*** Opening DATA LISTING ***

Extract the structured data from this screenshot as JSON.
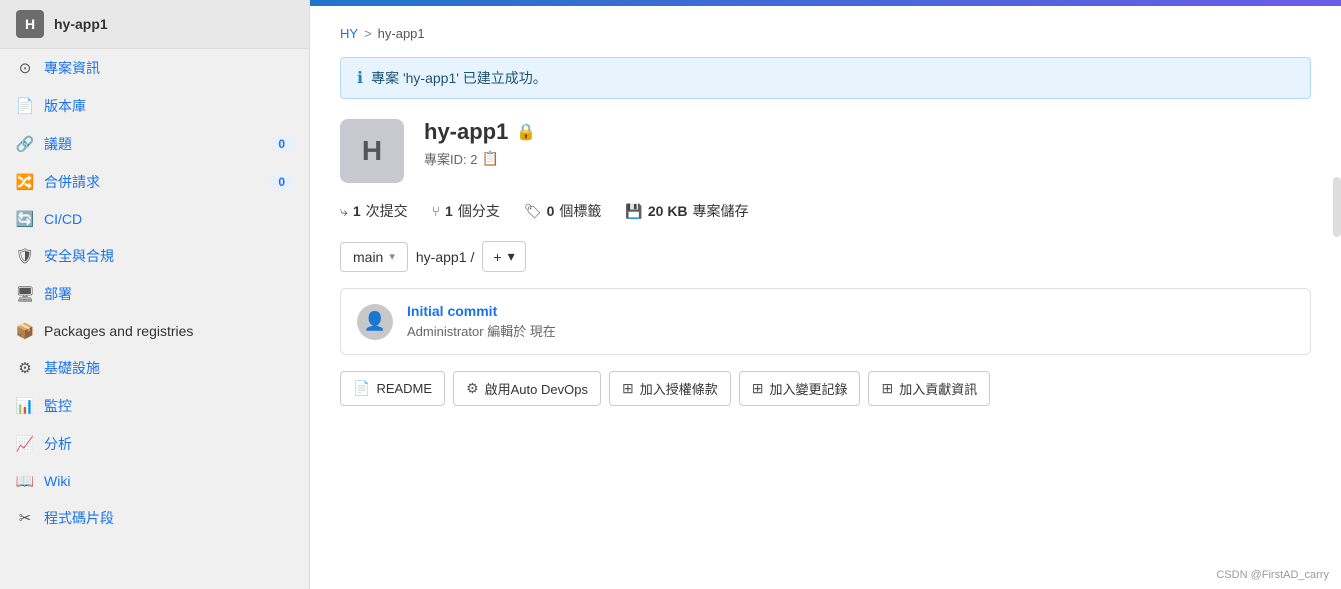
{
  "sidebar": {
    "header": {
      "avatar_letter": "H",
      "title": "hy-app1"
    },
    "items": [
      {
        "id": "project-info",
        "icon": "⊙",
        "label": "專案資訊",
        "badge": null
      },
      {
        "id": "repository",
        "icon": "📄",
        "label": "版本庫",
        "badge": null
      },
      {
        "id": "issues",
        "icon": "🔗",
        "label": "議題",
        "badge": "0"
      },
      {
        "id": "merge-requests",
        "icon": "🔀",
        "label": "合併請求",
        "badge": "0"
      },
      {
        "id": "cicd",
        "icon": "🔄",
        "label": "CI/CD",
        "badge": null
      },
      {
        "id": "security",
        "icon": "🛡",
        "label": "安全與合規",
        "badge": null
      },
      {
        "id": "deploy",
        "icon": "🖥",
        "label": "部署",
        "badge": null
      },
      {
        "id": "packages",
        "icon": "📦",
        "label": "Packages and registries",
        "badge": null
      },
      {
        "id": "infra",
        "icon": "⚙",
        "label": "基礎設施",
        "badge": null
      },
      {
        "id": "monitor",
        "icon": "📊",
        "label": "監控",
        "badge": null
      },
      {
        "id": "analytics",
        "icon": "📈",
        "label": "分析",
        "badge": null
      },
      {
        "id": "wiki",
        "icon": "📖",
        "label": "Wiki",
        "badge": null
      },
      {
        "id": "snippets",
        "icon": "✂",
        "label": "程式碼片段",
        "badge": null
      }
    ]
  },
  "breadcrumb": {
    "parent": "HY",
    "separator": ">",
    "current": "hy-app1"
  },
  "alert": {
    "icon": "ℹ",
    "message": "專案 'hy-app1' 已建立成功。"
  },
  "project": {
    "avatar_letter": "H",
    "name": "hy-app1",
    "lock_icon": "🔒",
    "id_label": "專案ID: 2",
    "copy_icon": "📋",
    "stats": [
      {
        "icon": "⤷",
        "value": "1",
        "label": "次提交"
      },
      {
        "icon": "⑂",
        "value": "1",
        "label": "個分支"
      },
      {
        "icon": "🏷",
        "value": "0",
        "label": "個標籤"
      },
      {
        "icon": "💾",
        "value": "20 KB",
        "label": "專案儲存"
      }
    ]
  },
  "branch_bar": {
    "branch": "main",
    "path": "hy-app1",
    "separator": "/",
    "add_icon": "+",
    "chevron": "▾"
  },
  "commit": {
    "title": "Initial commit",
    "meta": "Administrator 編輯於 現在"
  },
  "action_buttons": [
    {
      "id": "readme",
      "icon": "📄",
      "label": "README"
    },
    {
      "id": "autodevops",
      "icon": "⚙",
      "label": "啟用Auto DevOps"
    },
    {
      "id": "license",
      "icon": "⊞",
      "label": "加入授權條款"
    },
    {
      "id": "changelog",
      "icon": "⊞",
      "label": "加入變更記錄"
    },
    {
      "id": "contributing",
      "icon": "⊞",
      "label": "加入貢獻資訊"
    }
  ],
  "watermark": "CSDN @FirstAD_carry"
}
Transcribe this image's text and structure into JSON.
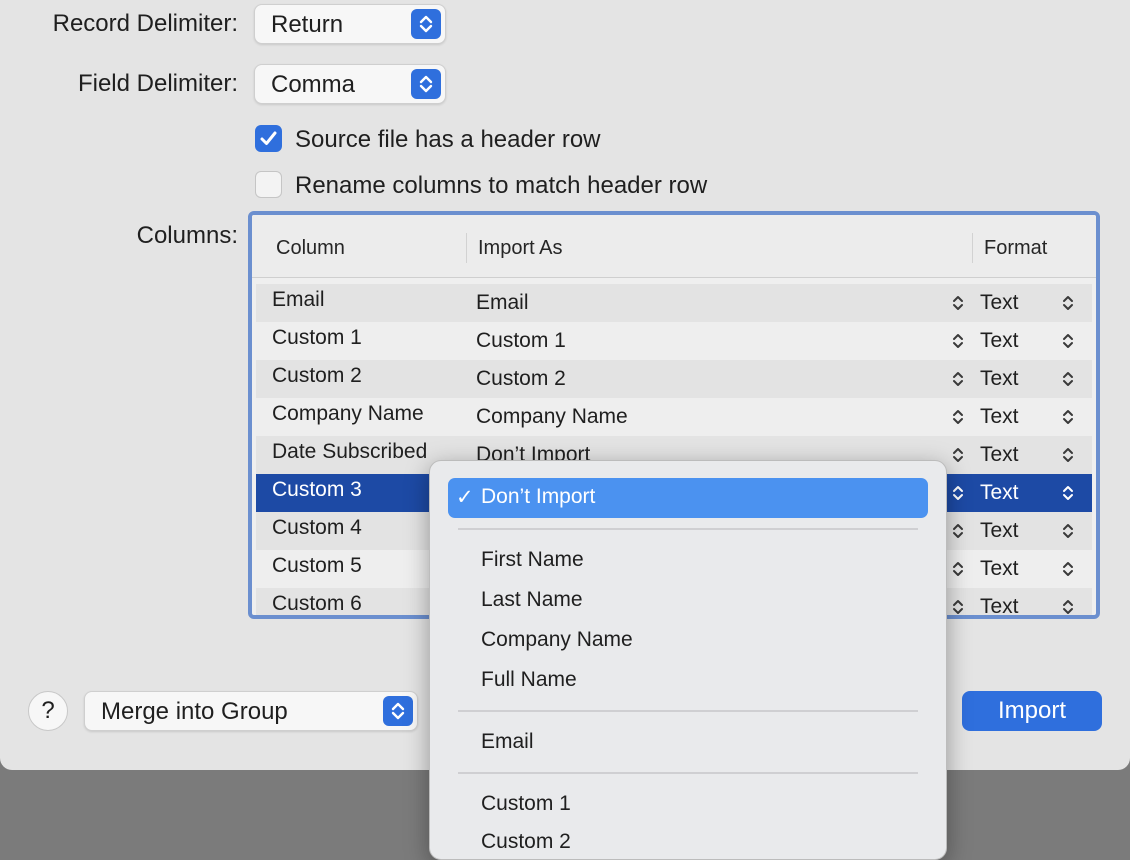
{
  "options": {
    "record_delimiter_label": "Record Delimiter:",
    "record_delimiter_value": "Return",
    "field_delimiter_label": "Field Delimiter:",
    "field_delimiter_value": "Comma",
    "header_row_label": "Source file has a header row",
    "header_row_checked": true,
    "rename_columns_label": "Rename columns to match header row",
    "rename_columns_checked": false,
    "columns_label": "Columns:"
  },
  "table": {
    "headers": [
      "Column",
      "Import As",
      "Format"
    ],
    "rows": [
      {
        "column": "Email",
        "import_as": "Email",
        "format": "Text"
      },
      {
        "column": "Custom 1",
        "import_as": "Custom 1",
        "format": "Text"
      },
      {
        "column": "Custom 2",
        "import_as": "Custom 2",
        "format": "Text"
      },
      {
        "column": "Company Name",
        "import_as": "Company Name",
        "format": "Text"
      },
      {
        "column": "Date Subscribed",
        "import_as": "Don’t Import",
        "format": "Text"
      },
      {
        "column": "Custom 3",
        "import_as": "",
        "format": "Text",
        "selected": true
      },
      {
        "column": "Custom 4",
        "import_as": "",
        "format": "Text"
      },
      {
        "column": "Custom 5",
        "import_as": "",
        "format": "Text"
      },
      {
        "column": "Custom 6",
        "import_as": "",
        "format": "Text"
      }
    ]
  },
  "footer": {
    "help_label": "?",
    "merge_label": "Merge into Group",
    "import_label": "Import"
  },
  "menu": {
    "selected": "Don’t Import",
    "check_mark": "✓",
    "group1": [
      "First Name",
      "Last Name",
      "Company Name",
      "Full Name"
    ],
    "group2": [
      "Email"
    ],
    "group3": [
      "Custom 1",
      "Custom 2"
    ]
  },
  "colors": {
    "accent": "#2f6fdd",
    "selection": "#1d4aa5",
    "menu_highlight": "#4b92f0"
  }
}
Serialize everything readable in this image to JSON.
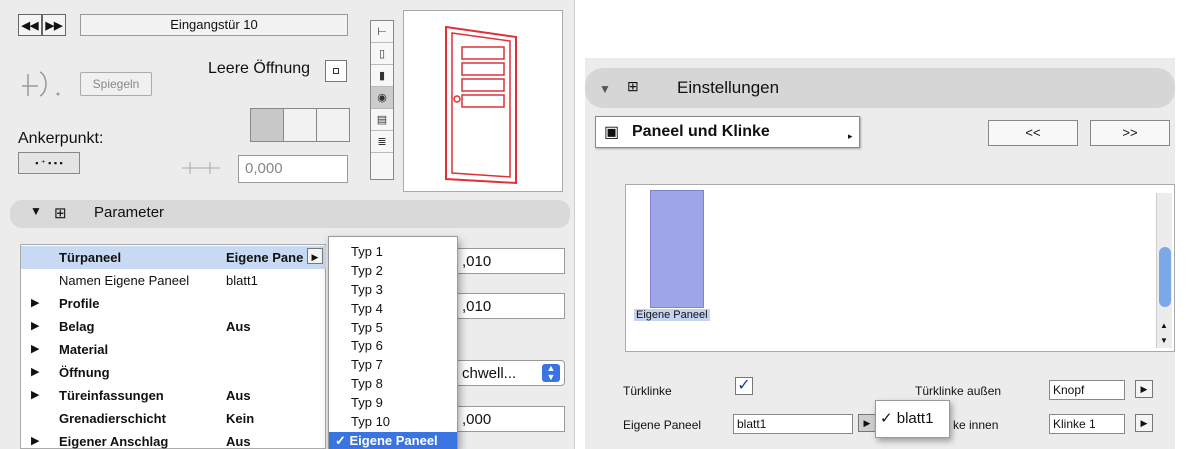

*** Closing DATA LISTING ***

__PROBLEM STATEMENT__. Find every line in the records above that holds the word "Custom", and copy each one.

__SOLVED EXERCISE__.
        "column": "Custom 1",
        "import_as": "Custom 1",
        "column": "Custom 2",
        "import_as": "Custom 2",
        "column": "Custom 3",
        "column": "Custom 4",
        "column": "Custom 5",
        "column": "Custom 6",
      "Custom 1",
      "Custom 2"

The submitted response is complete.